(Records excerpted from a collection)
⟨

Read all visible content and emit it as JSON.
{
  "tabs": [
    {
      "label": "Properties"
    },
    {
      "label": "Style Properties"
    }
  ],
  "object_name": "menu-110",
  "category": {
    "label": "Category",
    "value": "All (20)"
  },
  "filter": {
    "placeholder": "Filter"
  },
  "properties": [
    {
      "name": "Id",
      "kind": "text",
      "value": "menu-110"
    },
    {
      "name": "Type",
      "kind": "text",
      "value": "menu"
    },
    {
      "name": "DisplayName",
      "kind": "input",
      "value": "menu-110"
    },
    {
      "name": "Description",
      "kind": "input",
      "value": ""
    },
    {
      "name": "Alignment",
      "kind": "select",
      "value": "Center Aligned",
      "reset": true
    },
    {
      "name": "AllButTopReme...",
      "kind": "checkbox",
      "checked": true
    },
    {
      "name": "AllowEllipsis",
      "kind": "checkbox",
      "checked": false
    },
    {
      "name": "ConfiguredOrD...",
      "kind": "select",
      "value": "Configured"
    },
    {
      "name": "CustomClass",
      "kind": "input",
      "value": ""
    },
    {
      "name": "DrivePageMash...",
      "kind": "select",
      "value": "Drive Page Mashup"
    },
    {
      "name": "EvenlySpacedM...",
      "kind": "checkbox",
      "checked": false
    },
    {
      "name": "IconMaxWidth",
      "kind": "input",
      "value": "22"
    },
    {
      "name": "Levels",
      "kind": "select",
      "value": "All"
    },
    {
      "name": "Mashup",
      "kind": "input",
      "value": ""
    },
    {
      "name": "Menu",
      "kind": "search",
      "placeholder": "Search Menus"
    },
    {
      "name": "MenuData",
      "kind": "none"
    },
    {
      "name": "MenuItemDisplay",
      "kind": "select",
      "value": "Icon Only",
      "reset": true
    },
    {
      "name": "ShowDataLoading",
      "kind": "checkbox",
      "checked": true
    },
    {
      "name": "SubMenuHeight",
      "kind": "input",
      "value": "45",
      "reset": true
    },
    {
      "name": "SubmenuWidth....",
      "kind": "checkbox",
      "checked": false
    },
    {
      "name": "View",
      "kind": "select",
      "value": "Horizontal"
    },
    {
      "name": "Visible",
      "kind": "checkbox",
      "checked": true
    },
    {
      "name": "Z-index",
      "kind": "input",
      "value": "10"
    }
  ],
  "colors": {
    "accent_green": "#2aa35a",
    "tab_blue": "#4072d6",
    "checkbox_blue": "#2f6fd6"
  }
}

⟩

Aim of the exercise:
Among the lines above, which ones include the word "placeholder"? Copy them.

Answer:
    "placeholder": "Filter"
      "placeholder": "Search Menus"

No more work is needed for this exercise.